US5673015 *Feb 7, 1995Sep 30, 1997Tubame Musen Inc.Sliding type variable resistor
US6198380 *Sep 29, 1999Mar 6, 2001Navarra De Componentes Electronicos, SaStraight-line potentiometer
US6414584 *Sep 24, 1999Jul 2, 2002Cts CorporationCarbon fiber wiper
US9443647 *Apr 1, 2015Sep 13, 2016Taiwan Alpha Electronic Co., Ltd.Variable resistor
US20160217891 *Apr 1, 2015Jul 28, 2016Taiwan Alpha Electronic Co., Ltd.Variable resistor
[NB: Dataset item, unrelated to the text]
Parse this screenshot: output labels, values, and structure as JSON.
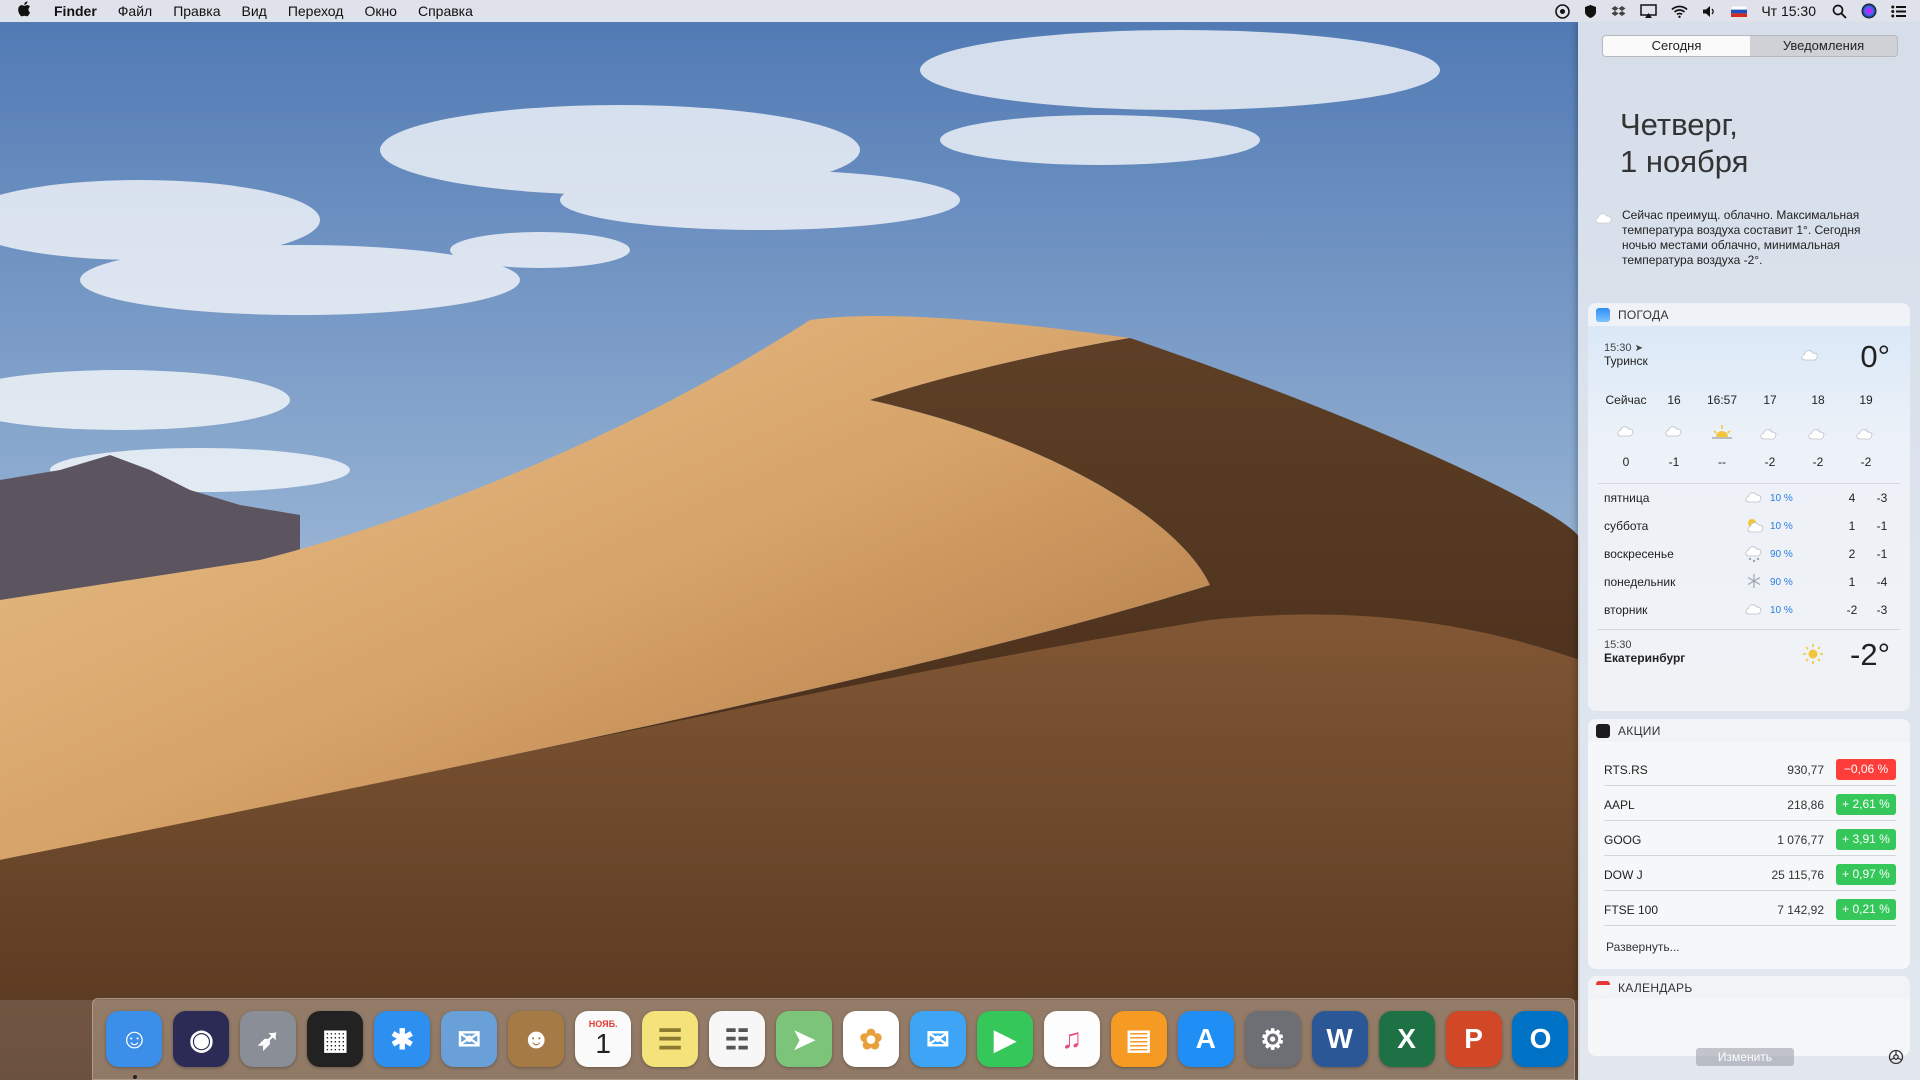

CN105869809A *Jan 22, 2015Aug 17, 2016台湾艾华电子工业股份有限公司Inverted brushing variable resistor
CN105869809B *Jan 22, 2015Nov 3, 2017台湾艾华电子工业股份有限公司倒刷式可变电阻器
DE3120388A1 *May 22, 1981Mar 25, 1982Alps Electric Co LtdSchalter mit einem veraenderbaren widerstand
DE3612638A1 *Apr 15, 1986Oct 16, 1986Alps Electric Co LtdElectrical component having an earthed housing, using snap-in installation
Classifications
U.S. Classification338/176, 338/183, 338/202
International ClassificationH01C10/38, H01C10/00
Cooperative ClassificationH01C10/38
European ClassificationH01C10/38